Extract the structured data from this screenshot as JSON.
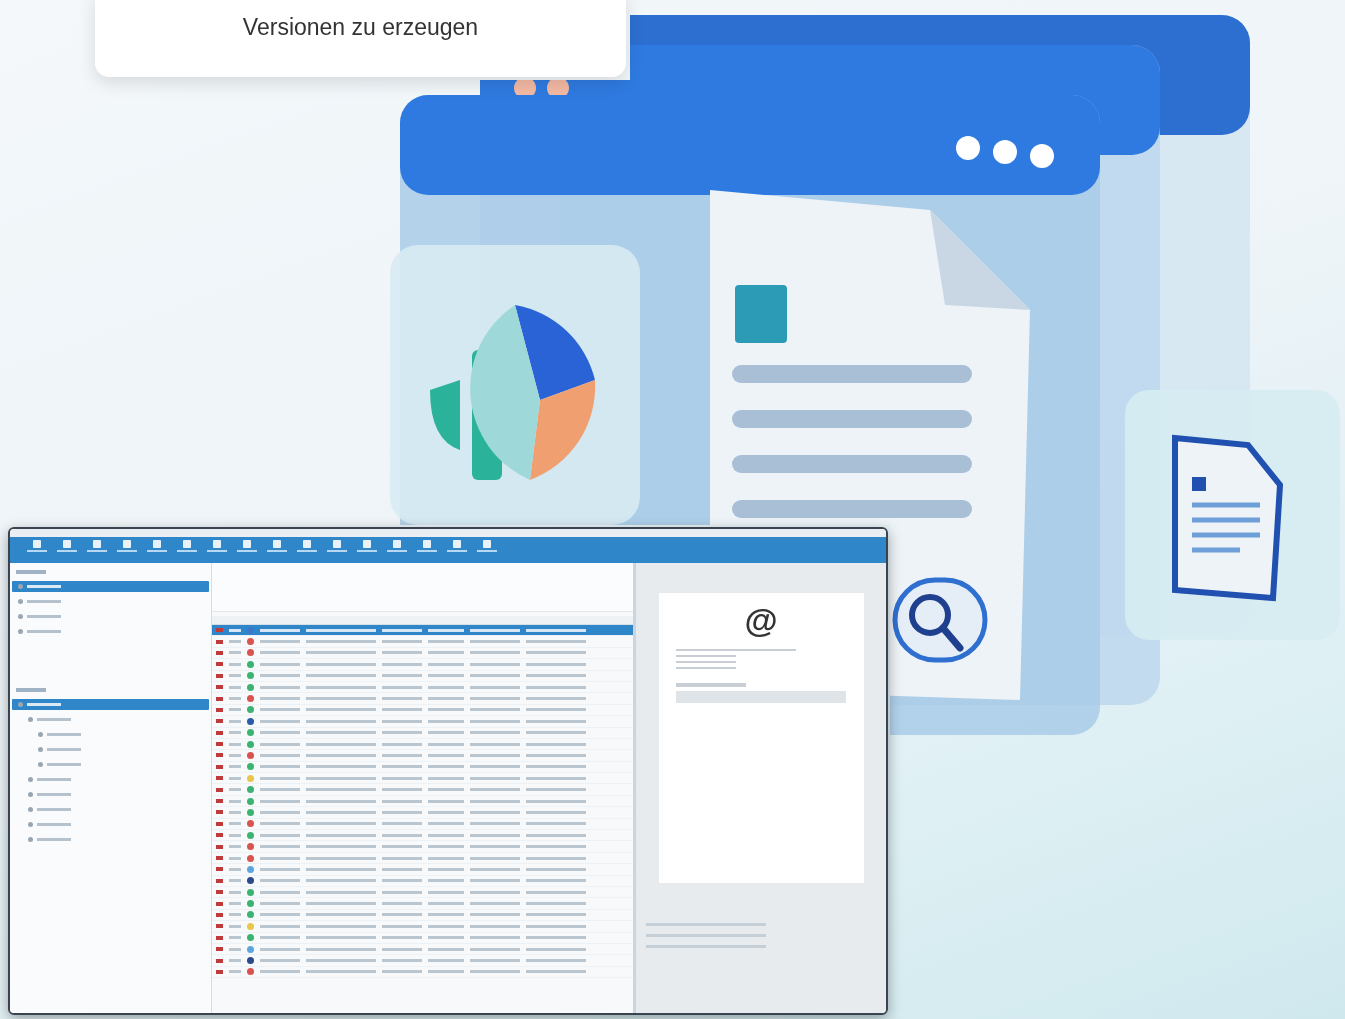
{
  "caption_card": {
    "text": "Versionen zu erzeugen"
  },
  "app_window": {
    "toolbar_buttons": [
      {
        "selected": false
      },
      {
        "selected": false
      },
      {
        "selected": false
      },
      {
        "selected": false
      },
      {
        "selected": false
      },
      {
        "selected": false
      },
      {
        "selected": false
      },
      {
        "selected": false
      },
      {
        "selected": false
      },
      {
        "selected": false
      },
      {
        "selected": false
      },
      {
        "selected": false
      },
      {
        "selected": false
      },
      {
        "selected": false
      },
      {
        "selected": false
      },
      {
        "selected": false
      }
    ],
    "views": [
      {
        "selected": true
      },
      {
        "selected": false
      },
      {
        "selected": false
      },
      {
        "selected": false
      }
    ],
    "folders": [
      {
        "selected": true,
        "children": [
          {
            "selected": false,
            "children": [
              {
                "selected": false
              },
              {
                "selected": false
              },
              {
                "selected": false
              }
            ]
          },
          {
            "selected": false
          },
          {
            "selected": false
          },
          {
            "selected": false
          },
          {
            "selected": false
          },
          {
            "selected": false
          }
        ]
      }
    ],
    "table_rows": [
      {
        "selected": true,
        "color": "#3a78c9"
      },
      {
        "selected": false,
        "color": "#d9534f"
      },
      {
        "selected": false,
        "color": "#d9534f"
      },
      {
        "selected": false,
        "color": "#3cb371"
      },
      {
        "selected": false,
        "color": "#3cb371"
      },
      {
        "selected": false,
        "color": "#3cb371"
      },
      {
        "selected": false,
        "color": "#d9534f"
      },
      {
        "selected": false,
        "color": "#3cb371"
      },
      {
        "selected": false,
        "color": "#2a5caa"
      },
      {
        "selected": false,
        "color": "#3cb371"
      },
      {
        "selected": false,
        "color": "#3cb371"
      },
      {
        "selected": false,
        "color": "#d9534f"
      },
      {
        "selected": false,
        "color": "#3cb371"
      },
      {
        "selected": false,
        "color": "#e8c64a"
      },
      {
        "selected": false,
        "color": "#3cb371"
      },
      {
        "selected": false,
        "color": "#3cb371"
      },
      {
        "selected": false,
        "color": "#3cb371"
      },
      {
        "selected": false,
        "color": "#d9534f"
      },
      {
        "selected": false,
        "color": "#3cb371"
      },
      {
        "selected": false,
        "color": "#d9534f"
      },
      {
        "selected": false,
        "color": "#d9534f"
      },
      {
        "selected": false,
        "color": "#5aa7e0"
      },
      {
        "selected": false,
        "color": "#2a4a8a"
      },
      {
        "selected": false,
        "color": "#3cb371"
      },
      {
        "selected": false,
        "color": "#3cb371"
      },
      {
        "selected": false,
        "color": "#3cb371"
      },
      {
        "selected": false,
        "color": "#e8c64a"
      },
      {
        "selected": false,
        "color": "#3cb371"
      },
      {
        "selected": false,
        "color": "#5aa7e0"
      },
      {
        "selected": false,
        "color": "#2a4a8a"
      },
      {
        "selected": false,
        "color": "#d9534f"
      }
    ],
    "preview": {
      "logo": "@"
    }
  }
}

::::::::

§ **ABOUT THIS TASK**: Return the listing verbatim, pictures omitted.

§ **THE COMPLETED TASK**:
Extract the structured data from this screenshot as JSON.
{
  "caption_card": {
    "text": "Versionen zu erzeugen"
  },
  "app_window": {
    "toolbar_buttons": [
      {
        "selected": false
      },
      {
        "selected": false
      },
      {
        "selected": false
      },
      {
        "selected": false
      },
      {
        "selected": false
      },
      {
        "selected": false
      },
      {
        "selected": false
      },
      {
        "selected": false
      },
      {
        "selected": false
      },
      {
        "selected": false
      },
      {
        "selected": false
      },
      {
        "selected": false
      },
      {
        "selected": false
      },
      {
        "selected": false
      },
      {
        "selected": false
      },
      {
        "selected": false
      }
    ],
    "views": [
      {
        "selected": true
      },
      {
        "selected": false
      },
      {
        "selected": false
      },
      {
        "selected": false
      }
    ],
    "folders": [
      {
        "selected": true,
        "children": [
          {
            "selected": false,
            "children": [
              {
                "selected": false
              },
              {
                "selected": false
              },
              {
                "selected": false
              }
            ]
          },
          {
            "selected": false
          },
          {
            "selected": false
          },
          {
            "selected": false
          },
          {
            "selected": false
          },
          {
            "selected": false
          }
        ]
      }
    ],
    "table_rows": [
      {
        "selected": true,
        "color": "#3a78c9"
      },
      {
        "selected": false,
        "color": "#d9534f"
      },
      {
        "selected": false,
        "color": "#d9534f"
      },
      {
        "selected": false,
        "color": "#3cb371"
      },
      {
        "selected": false,
        "color": "#3cb371"
      },
      {
        "selected": false,
        "color": "#3cb371"
      },
      {
        "selected": false,
        "color": "#d9534f"
      },
      {
        "selected": false,
        "color": "#3cb371"
      },
      {
        "selected": false,
        "color": "#2a5caa"
      },
      {
        "selected": false,
        "color": "#3cb371"
      },
      {
        "selected": false,
        "color": "#3cb371"
      },
      {
        "selected": false,
        "color": "#d9534f"
      },
      {
        "selected": false,
        "color": "#3cb371"
      },
      {
        "selected": false,
        "color": "#e8c64a"
      },
      {
        "selected": false,
        "color": "#3cb371"
      },
      {
        "selected": false,
        "color": "#3cb371"
      },
      {
        "selected": false,
        "color": "#3cb371"
      },
      {
        "selected": false,
        "color": "#d9534f"
      },
      {
        "selected": false,
        "color": "#3cb371"
      },
      {
        "selected": false,
        "color": "#d9534f"
      },
      {
        "selected": false,
        "color": "#d9534f"
      },
      {
        "selected": false,
        "color": "#5aa7e0"
      },
      {
        "selected": false,
        "color": "#2a4a8a"
      },
      {
        "selected": false,
        "color": "#3cb371"
      },
      {
        "selected": false,
        "color": "#3cb371"
      },
      {
        "selected": false,
        "color": "#3cb371"
      },
      {
        "selected": false,
        "color": "#e8c64a"
      },
      {
        "selected": false,
        "color": "#3cb371"
      },
      {
        "selected": false,
        "color": "#5aa7e0"
      },
      {
        "selected": false,
        "color": "#2a4a8a"
      },
      {
        "selected": false,
        "color": "#d9534f"
      }
    ],
    "preview": {
      "logo": "@"
    }
  }
}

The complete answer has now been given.